The Corey Clement touchdown in the Super Bowl however, seemed to be inconsistent with most rulings during the year. However, in this case, the ruling was based on the prior rulings being too liberal with reversals. So while this was inconsistent, it was essentially the correct the way, and how it should have been called. Mistakes happen and (in this case Al Riveron the replay official), inconsistencies may arise simply from that.
Calls are Gray
As much as we would like to think every single call is black and white, they aren’t. There are many calls that are gray. Calls such as holding, pass interference, even personal fouls, involve a judgment on the official’s part. Deep down, we all know this. But to a fan, every gray call should be black or white. If your team is black, the call should be black. If your team is white, the call should be white. And if one or two of these calls go against your team, then your team is getting hosed. In this case, this line of thinking seems to be the greatest amongst other teams fans in the NFC. The Vikings and Bears fans are obvious but more recently, Cowboys fans have also joined this fray. They use the gray calls that went against their team while playing the Packers as evidence that officials are bias for the Packers. Don’t be like those fans.

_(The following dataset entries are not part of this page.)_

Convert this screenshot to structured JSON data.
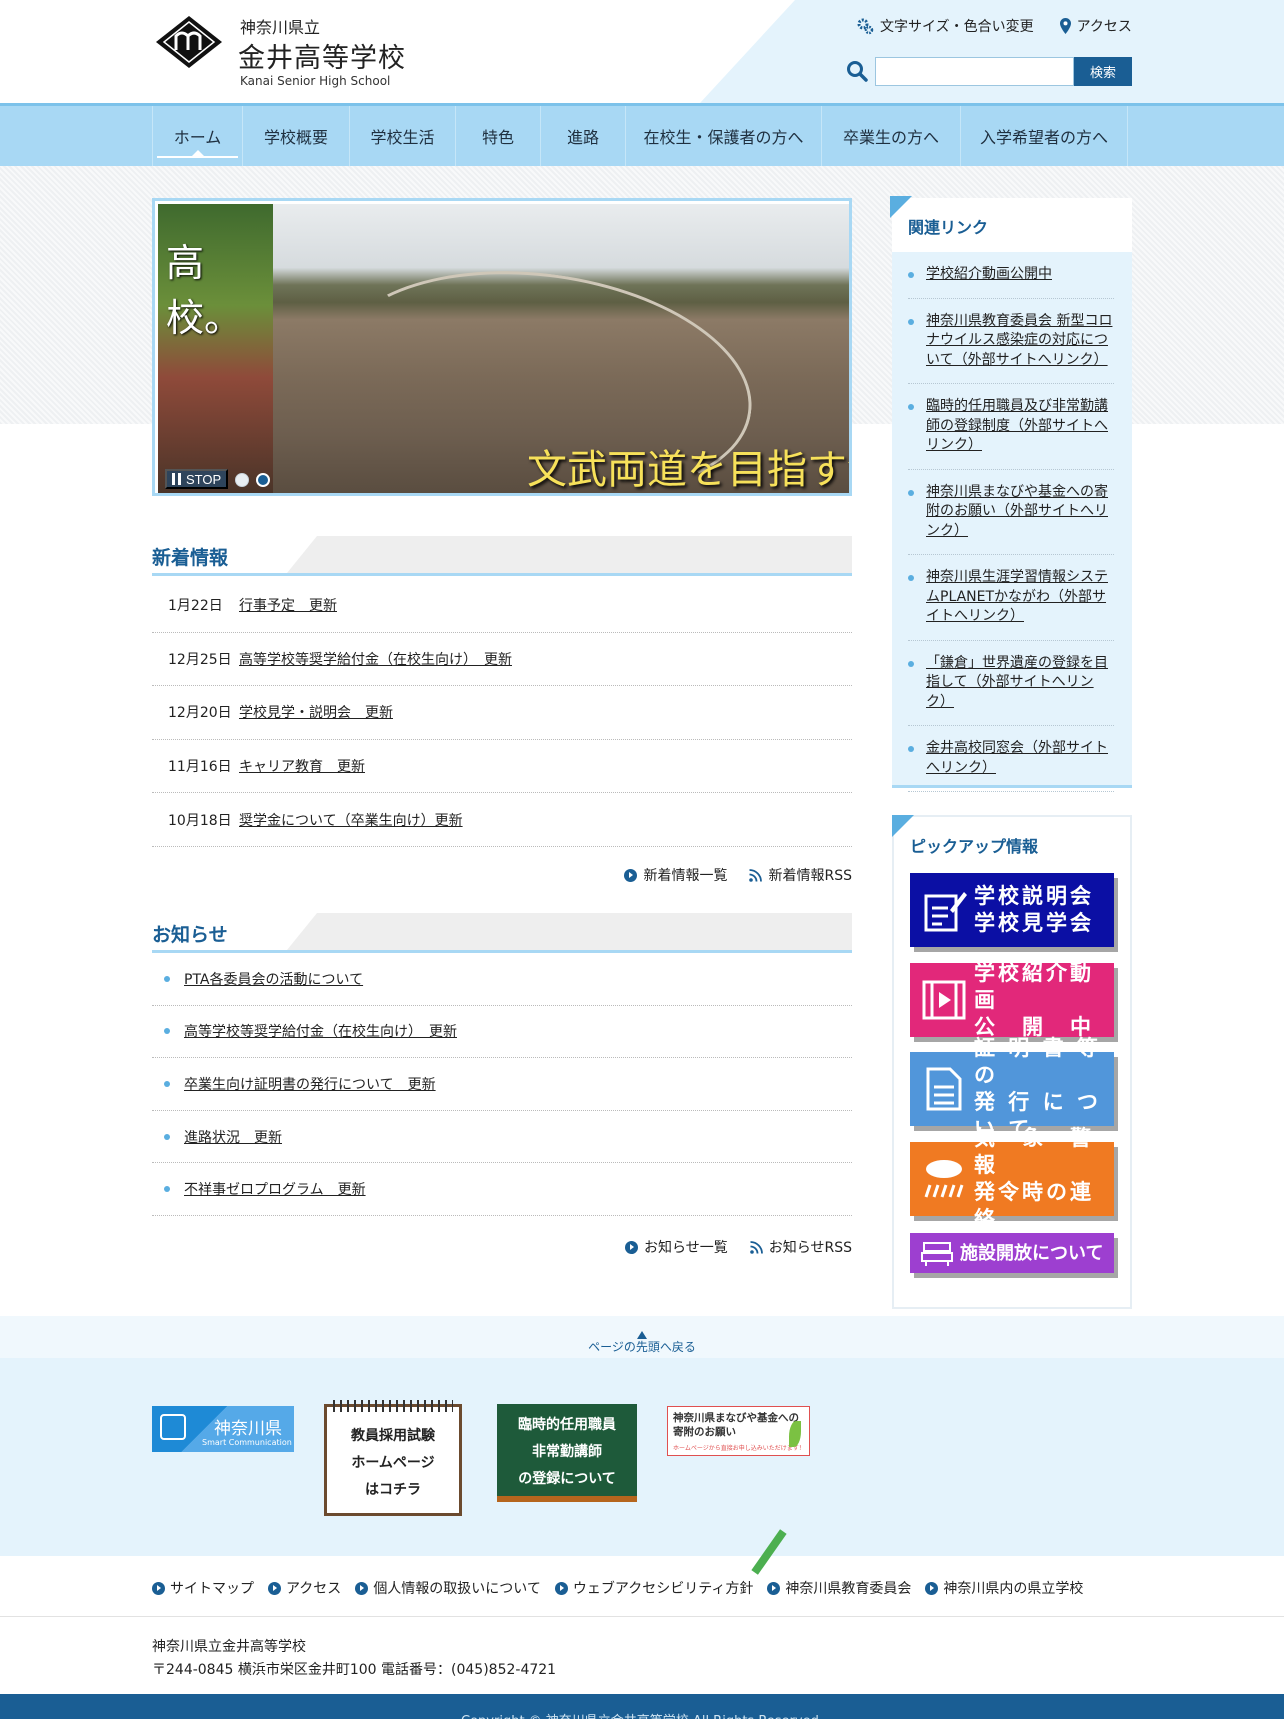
{
  "header": {
    "prefecture": "神奈川県立",
    "school_name": "金井高等学校",
    "school_name_en": "Kanai Senior High School",
    "util_links": [
      {
        "label": "文字サイズ・色合い変更",
        "icon": "gears-icon"
      },
      {
        "label": "アクセス",
        "icon": "map-pin-icon"
      }
    ],
    "search": {
      "placeholder": "",
      "button_label": "検索"
    }
  },
  "nav": {
    "items": [
      {
        "label": "ホーム",
        "active": true
      },
      {
        "label": "学校概要"
      },
      {
        "label": "学校生活"
      },
      {
        "label": "特色"
      },
      {
        "label": "進路"
      },
      {
        "label": "在校生・保護者の方へ"
      },
      {
        "label": "卒業生の方へ"
      },
      {
        "label": "入学希望者の方へ"
      }
    ]
  },
  "slider": {
    "left_text": "高校。",
    "caption": "文武両道を目指す金井",
    "stop_label": "STOP",
    "slide_count": 2,
    "active_slide": 2
  },
  "news": {
    "title": "新着情報",
    "items": [
      {
        "date": "1月22日",
        "title": "行事予定　更新"
      },
      {
        "date": "12月25日",
        "title": "高等学校等奨学給付金（在校生向け）　更新"
      },
      {
        "date": "12月20日",
        "title": "学校見学・説明会　更新"
      },
      {
        "date": "11月16日",
        "title": "キャリア教育　更新"
      },
      {
        "date": "10月18日",
        "title": "奨学金について（卒業生向け）更新"
      }
    ],
    "list_link": "新着情報一覧",
    "rss_link": "新着情報RSS"
  },
  "notices": {
    "title": "お知らせ",
    "items": [
      "PTA各委員会の活動について",
      "高等学校等奨学給付金（在校生向け）　更新",
      "卒業生向け証明書の発行について　更新",
      "進路状況　更新",
      "不祥事ゼロプログラム　更新"
    ],
    "list_link": "お知らせ一覧",
    "rss_link": "お知らせRSS"
  },
  "related": {
    "title": "関連リンク",
    "items": [
      "学校紹介動画公開中",
      "神奈川県教育委員会 新型コロナウイルス感染症の対応について（外部サイトへリンク）",
      "臨時的任用職員及び非常勤講師の登録制度（外部サイトへリンク）",
      "神奈川県まなびや基金への寄附のお願い（外部サイトへリンク）",
      "神奈川県生涯学習情報システムPLANETかながわ（外部サイトへリンク）",
      "「鎌倉」世界遺産の登録を目指して（外部サイトへリンク）",
      "金井高校同窓会（外部サイトへリンク）"
    ]
  },
  "pickup": {
    "title": "ピックアップ情報",
    "items": [
      {
        "label": "学校説明会\n学校見学会",
        "color": "#0b0fa4",
        "icon": "form-icon"
      },
      {
        "label": "学校紹介動画\n公　開　中",
        "color": "#e2287a",
        "icon": "film-icon"
      },
      {
        "label": "証 明 書 等 の\n発 行 に つ い て",
        "color": "#5196da",
        "icon": "document-icon"
      },
      {
        "label": "気　象　警　報\n発令時の連絡",
        "color": "#f07a22",
        "icon": "storm-icon"
      },
      {
        "label": "施設開放について",
        "color": "#9d3fd0",
        "icon": "building-icon"
      }
    ]
  },
  "pagetop": {
    "label": "ページの先頭へ戻る"
  },
  "banners": {
    "kanagawa": {
      "title": "神奈川県",
      "sub": "Smart Communication"
    },
    "saiyo": {
      "text": "教員採用試験\nホームページ\nはコチラ"
    },
    "rinji": {
      "text": "臨時的任用職員\n非常勤講師\nの登録について"
    },
    "manabi": {
      "text": "神奈川県まなびや基金への\n寄附のお願い",
      "sub": "ホームページから直接お申し込みいただけます！"
    }
  },
  "footer": {
    "links": [
      "サイトマップ",
      "アクセス",
      "個人情報の取扱いについて",
      "ウェブアクセシビリティ方針",
      "神奈川県教育委員会",
      "神奈川県内の県立学校"
    ],
    "address_name": "神奈川県立金井高等学校",
    "address_line": "〒244-0845 横浜市栄区金井町100 電話番号：(045)852-4721",
    "copyright": "Copyright © 神奈川県立金井高等学校 All Rights Reserved."
  }
}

Also. Its hard. NFL players are big and fast. No matter how many officials are on the field, seeing plays that are that fast is hard, and obtaining the proper sight lines through 22 bodies is even harder. Criticizing a call, or discussing a call, is never a bad thing. It should happen. Officials should be held accountable, like players and any other profession. And of course, they can impact games. But is just part of the game that has to be just has to be dealt with. And by in large, they are
However, I reserve the right to take this back during the season if the Packers lose a game due to a poor call.
Disclaimer: I am an ice hockey official and have been for around 17 years, officiating over 1000 games at various levels. While I have never officiated football, I sympathize with officials in general, in all sports. And have developed very thick skin.Originally from Glidden Wisconsin, Jason Straetz is a lifelong Packers\' fan, who has lived in Maine for over 30 years. He is a writer for packerstalk.com. You can follow him on Twitter: @jsnstz